# YOUR ASSIGNMENT
Because the copy must hold no pictures, return the data below with all of its words intact.

(Beginning of SUPPLIED DATA)

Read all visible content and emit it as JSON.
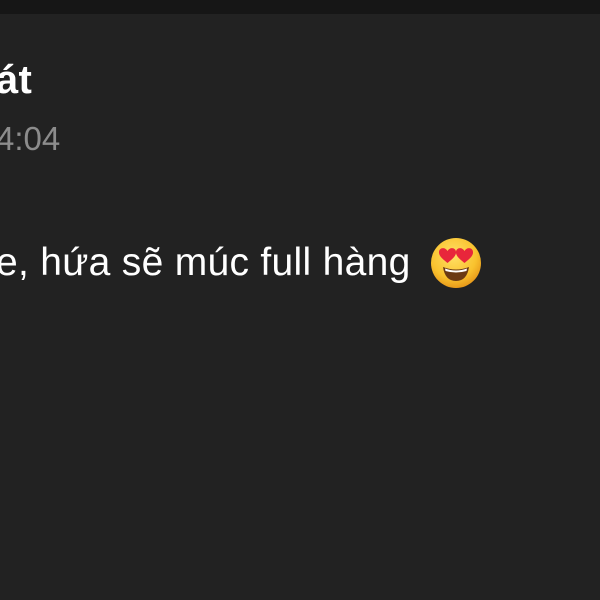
{
  "post": {
    "author": "át",
    "time": "4:04",
    "message": "e, hứa sẽ múc full hàng",
    "emoji": "smiling-face-with-heart-eyes"
  },
  "colors": {
    "background": "#222222",
    "top_bar": "#161616",
    "text": "#ffffff",
    "time": "#8c8c8c"
  }
}
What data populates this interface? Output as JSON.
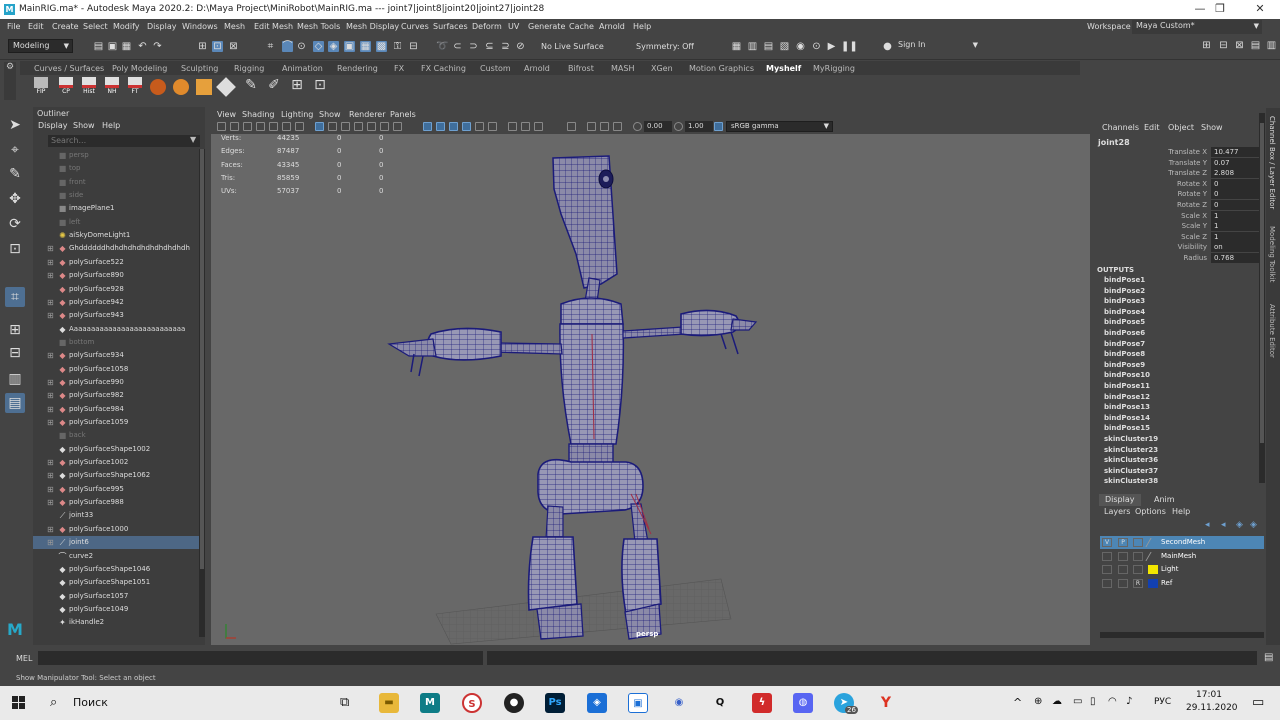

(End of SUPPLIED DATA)

# SOLUTION TO THIS TASK
Read all visible content and emit it as JSON.
{
  "post": {
    "author": "át",
    "time": "4:04",
    "message": "e, hứa sẽ múc full hàng",
    "emoji": "smiling-face-with-heart-eyes"
  },
  "colors": {
    "background": "#222222",
    "top_bar": "#161616",
    "text": "#ffffff",
    "time": "#8c8c8c"
  }
}
What data populates this interface? Output as JSON.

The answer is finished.